[Data excerpts]
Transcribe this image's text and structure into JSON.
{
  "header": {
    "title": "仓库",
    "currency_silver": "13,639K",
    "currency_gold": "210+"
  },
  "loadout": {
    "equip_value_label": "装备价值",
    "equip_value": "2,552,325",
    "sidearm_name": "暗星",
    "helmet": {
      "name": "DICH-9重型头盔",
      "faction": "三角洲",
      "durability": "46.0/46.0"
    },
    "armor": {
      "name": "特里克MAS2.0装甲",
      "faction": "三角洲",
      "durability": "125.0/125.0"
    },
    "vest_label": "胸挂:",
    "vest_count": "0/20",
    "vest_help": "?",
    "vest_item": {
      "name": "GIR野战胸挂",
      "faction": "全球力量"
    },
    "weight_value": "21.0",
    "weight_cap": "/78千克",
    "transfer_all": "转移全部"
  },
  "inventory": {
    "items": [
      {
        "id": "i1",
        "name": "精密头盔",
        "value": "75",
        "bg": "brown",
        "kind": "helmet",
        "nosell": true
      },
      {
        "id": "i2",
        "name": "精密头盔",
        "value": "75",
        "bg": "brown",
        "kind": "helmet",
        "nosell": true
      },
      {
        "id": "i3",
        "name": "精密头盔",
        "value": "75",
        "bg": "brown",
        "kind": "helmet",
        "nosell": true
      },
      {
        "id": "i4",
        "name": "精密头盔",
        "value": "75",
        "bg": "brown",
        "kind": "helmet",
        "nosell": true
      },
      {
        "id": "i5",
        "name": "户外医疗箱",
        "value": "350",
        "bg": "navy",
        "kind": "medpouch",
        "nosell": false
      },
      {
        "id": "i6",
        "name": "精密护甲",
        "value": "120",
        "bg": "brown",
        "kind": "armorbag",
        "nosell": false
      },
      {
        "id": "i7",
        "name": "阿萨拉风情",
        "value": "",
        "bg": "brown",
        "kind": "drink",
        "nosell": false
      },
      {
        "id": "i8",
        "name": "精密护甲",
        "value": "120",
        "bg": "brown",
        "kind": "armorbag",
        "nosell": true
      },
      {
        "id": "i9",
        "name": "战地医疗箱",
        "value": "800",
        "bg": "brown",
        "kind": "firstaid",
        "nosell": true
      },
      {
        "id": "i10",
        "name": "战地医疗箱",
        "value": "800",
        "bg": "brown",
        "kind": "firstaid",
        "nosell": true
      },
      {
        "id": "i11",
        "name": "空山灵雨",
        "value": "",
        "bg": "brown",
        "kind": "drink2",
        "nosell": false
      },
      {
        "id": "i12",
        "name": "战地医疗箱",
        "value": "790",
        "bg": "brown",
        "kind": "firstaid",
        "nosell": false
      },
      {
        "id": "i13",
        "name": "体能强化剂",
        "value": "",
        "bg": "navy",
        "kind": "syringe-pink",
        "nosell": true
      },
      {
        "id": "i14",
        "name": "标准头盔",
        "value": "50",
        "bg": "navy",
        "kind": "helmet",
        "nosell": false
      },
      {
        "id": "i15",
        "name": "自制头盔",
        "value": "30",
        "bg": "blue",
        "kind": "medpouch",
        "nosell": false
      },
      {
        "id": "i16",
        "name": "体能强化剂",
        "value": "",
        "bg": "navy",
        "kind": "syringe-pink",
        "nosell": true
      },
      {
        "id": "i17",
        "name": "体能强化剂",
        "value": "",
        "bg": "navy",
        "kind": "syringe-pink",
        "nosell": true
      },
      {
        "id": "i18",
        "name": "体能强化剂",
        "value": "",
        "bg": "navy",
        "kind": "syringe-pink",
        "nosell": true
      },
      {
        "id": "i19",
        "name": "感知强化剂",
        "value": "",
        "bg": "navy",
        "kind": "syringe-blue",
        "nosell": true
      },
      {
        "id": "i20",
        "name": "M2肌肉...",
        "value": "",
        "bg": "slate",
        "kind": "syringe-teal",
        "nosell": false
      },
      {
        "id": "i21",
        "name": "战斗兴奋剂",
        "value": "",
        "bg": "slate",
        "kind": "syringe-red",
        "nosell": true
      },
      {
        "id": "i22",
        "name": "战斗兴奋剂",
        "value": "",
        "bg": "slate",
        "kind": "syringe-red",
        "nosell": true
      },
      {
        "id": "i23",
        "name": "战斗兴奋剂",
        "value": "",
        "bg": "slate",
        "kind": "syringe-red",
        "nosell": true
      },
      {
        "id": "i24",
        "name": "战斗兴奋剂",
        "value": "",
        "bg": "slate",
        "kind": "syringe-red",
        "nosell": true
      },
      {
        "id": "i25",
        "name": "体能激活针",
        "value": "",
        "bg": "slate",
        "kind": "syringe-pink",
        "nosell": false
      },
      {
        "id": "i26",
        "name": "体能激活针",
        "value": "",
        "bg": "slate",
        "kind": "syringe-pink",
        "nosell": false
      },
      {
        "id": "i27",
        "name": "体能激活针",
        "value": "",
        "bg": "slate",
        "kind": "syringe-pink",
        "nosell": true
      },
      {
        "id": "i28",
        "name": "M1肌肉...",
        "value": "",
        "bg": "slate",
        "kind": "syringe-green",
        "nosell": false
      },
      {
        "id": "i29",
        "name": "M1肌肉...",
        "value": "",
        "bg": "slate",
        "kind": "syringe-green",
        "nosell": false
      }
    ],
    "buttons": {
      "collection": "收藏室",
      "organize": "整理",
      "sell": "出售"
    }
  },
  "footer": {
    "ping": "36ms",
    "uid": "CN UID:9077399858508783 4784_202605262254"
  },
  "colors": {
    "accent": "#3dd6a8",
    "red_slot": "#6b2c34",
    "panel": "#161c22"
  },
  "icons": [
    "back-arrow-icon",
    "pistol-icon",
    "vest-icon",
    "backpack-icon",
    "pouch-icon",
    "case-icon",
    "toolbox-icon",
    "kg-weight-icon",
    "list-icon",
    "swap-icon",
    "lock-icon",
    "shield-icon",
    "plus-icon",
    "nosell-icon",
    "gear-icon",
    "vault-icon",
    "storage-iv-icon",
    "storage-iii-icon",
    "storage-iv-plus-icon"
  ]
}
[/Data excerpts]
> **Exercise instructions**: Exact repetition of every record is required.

> **Reply to the task**:
Transcribe this image's text and structure into JSON.
{
  "header": {
    "title": "仓库",
    "currency_silver": "13,639K",
    "currency_gold": "210+"
  },
  "loadout": {
    "equip_value_label": "装备价值",
    "equip_value": "2,552,325",
    "sidearm_name": "暗星",
    "helmet": {
      "name": "DICH-9重型头盔",
      "faction": "三角洲",
      "durability": "46.0/46.0"
    },
    "armor": {
      "name": "特里克MAS2.0装甲",
      "faction": "三角洲",
      "durability": "125.0/125.0"
    },
    "vest_label": "胸挂:",
    "vest_count": "0/20",
    "vest_help": "?",
    "vest_item": {
      "name": "GIR野战胸挂",
      "faction": "全球力量"
    },
    "weight_value": "21.0",
    "weight_cap": "/78千克",
    "transfer_all": "转移全部"
  },
  "inventory": {
    "items": [
      {
        "id": "i1",
        "name": "精密头盔",
        "value": "75",
        "bg": "brown",
        "kind": "helmet",
        "nosell": true
      },
      {
        "id": "i2",
        "name": "精密头盔",
        "value": "75",
        "bg": "brown",
        "kind": "helmet",
        "nosell": true
      },
      {
        "id": "i3",
        "name": "精密头盔",
        "value": "75",
        "bg": "brown",
        "kind": "helmet",
        "nosell": true
      },
      {
        "id": "i4",
        "name": "精密头盔",
        "value": "75",
        "bg": "brown",
        "kind": "helmet",
        "nosell": true
      },
      {
        "id": "i5",
        "name": "户外医疗箱",
        "value": "350",
        "bg": "navy",
        "kind": "medpouch",
        "nosell": false
      },
      {
        "id": "i6",
        "name": "精密护甲",
        "value": "120",
        "bg": "brown",
        "kind": "armorbag",
        "nosell": false
      },
      {
        "id": "i7",
        "name": "阿萨拉风情",
        "value": "",
        "bg": "brown",
        "kind": "drink",
        "nosell": false
      },
      {
        "id": "i8",
        "name": "精密护甲",
        "value": "120",
        "bg": "brown",
        "kind": "armorbag",
        "nosell": true
      },
      {
        "id": "i9",
        "name": "战地医疗箱",
        "value": "800",
        "bg": "brown",
        "kind": "firstaid",
        "nosell": true
      },
      {
        "id": "i10",
        "name": "战地医疗箱",
        "value": "800",
        "bg": "brown",
        "kind": "firstaid",
        "nosell": true
      },
      {
        "id": "i11",
        "name": "空山灵雨",
        "value": "",
        "bg": "brown",
        "kind": "drink2",
        "nosell": false
      },
      {
        "id": "i12",
        "name": "战地医疗箱",
        "value": "790",
        "bg": "brown",
        "kind": "firstaid",
        "nosell": false
      },
      {
        "id": "i13",
        "name": "体能强化剂",
        "value": "",
        "bg": "navy",
        "kind": "syringe-pink",
        "nosell": true
      },
      {
        "id": "i14",
        "name": "标准头盔",
        "value": "50",
        "bg": "navy",
        "kind": "helmet",
        "nosell": false
      },
      {
        "id": "i15",
        "name": "自制头盔",
        "value": "30",
        "bg": "blue",
        "kind": "medpouch",
        "nosell": false
      },
      {
        "id": "i16",
        "name": "体能强化剂",
        "value": "",
        "bg": "navy",
        "kind": "syringe-pink",
        "nosell": true
      },
      {
        "id": "i17",
        "name": "体能强化剂",
        "value": "",
        "bg": "navy",
        "kind": "syringe-pink",
        "nosell": true
      },
      {
        "id": "i18",
        "name": "体能强化剂",
        "value": "",
        "bg": "navy",
        "kind": "syringe-pink",
        "nosell": true
      },
      {
        "id": "i19",
        "name": "感知强化剂",
        "value": "",
        "bg": "navy",
        "kind": "syringe-blue",
        "nosell": true
      },
      {
        "id": "i20",
        "name": "M2肌肉...",
        "value": "",
        "bg": "slate",
        "kind": "syringe-teal",
        "nosell": false
      },
      {
        "id": "i21",
        "name": "战斗兴奋剂",
        "value": "",
        "bg": "slate",
        "kind": "syringe-red",
        "nosell": true
      },
      {
        "id": "i22",
        "name": "战斗兴奋剂",
        "value": "",
        "bg": "slate",
        "kind": "syringe-red",
        "nosell": true
      },
      {
        "id": "i23",
        "name": "战斗兴奋剂",
        "value": "",
        "bg": "slate",
        "kind": "syringe-red",
        "nosell": true
      },
      {
        "id": "i24",
        "name": "战斗兴奋剂",
        "value": "",
        "bg": "slate",
        "kind": "syringe-red",
        "nosell": true
      },
      {
        "id": "i25",
        "name": "体能激活针",
        "value": "",
        "bg": "slate",
        "kind": "syringe-pink",
        "nosell": false
      },
      {
        "id": "i26",
        "name": "体能激活针",
        "value": "",
        "bg": "slate",
        "kind": "syringe-pink",
        "nosell": false
      },
      {
        "id": "i27",
        "name": "体能激活针",
        "value": "",
        "bg": "slate",
        "kind": "syringe-pink",
        "nosell": true
      },
      {
        "id": "i28",
        "name": "M1肌肉...",
        "value": "",
        "bg": "slate",
        "kind": "syringe-green",
        "nosell": false
      },
      {
        "id": "i29",
        "name": "M1肌肉...",
        "value": "",
        "bg": "slate",
        "kind": "syringe-green",
        "nosell": false
      }
    ],
    "buttons": {
      "collection": "收藏室",
      "organize": "整理",
      "sell": "出售"
    }
  },
  "footer": {
    "ping": "36ms",
    "uid": "CN UID:9077399858508783 4784_202605262254"
  },
  "colors": {
    "accent": "#3dd6a8",
    "red_slot": "#6b2c34",
    "panel": "#161c22"
  },
  "icons": [
    "back-arrow-icon",
    "pistol-icon",
    "vest-icon",
    "backpack-icon",
    "pouch-icon",
    "case-icon",
    "toolbox-icon",
    "kg-weight-icon",
    "list-icon",
    "swap-icon",
    "lock-icon",
    "shield-icon",
    "plus-icon",
    "nosell-icon",
    "gear-icon",
    "vault-icon",
    "storage-iv-icon",
    "storage-iii-icon",
    "storage-iv-plus-icon"
  ]
}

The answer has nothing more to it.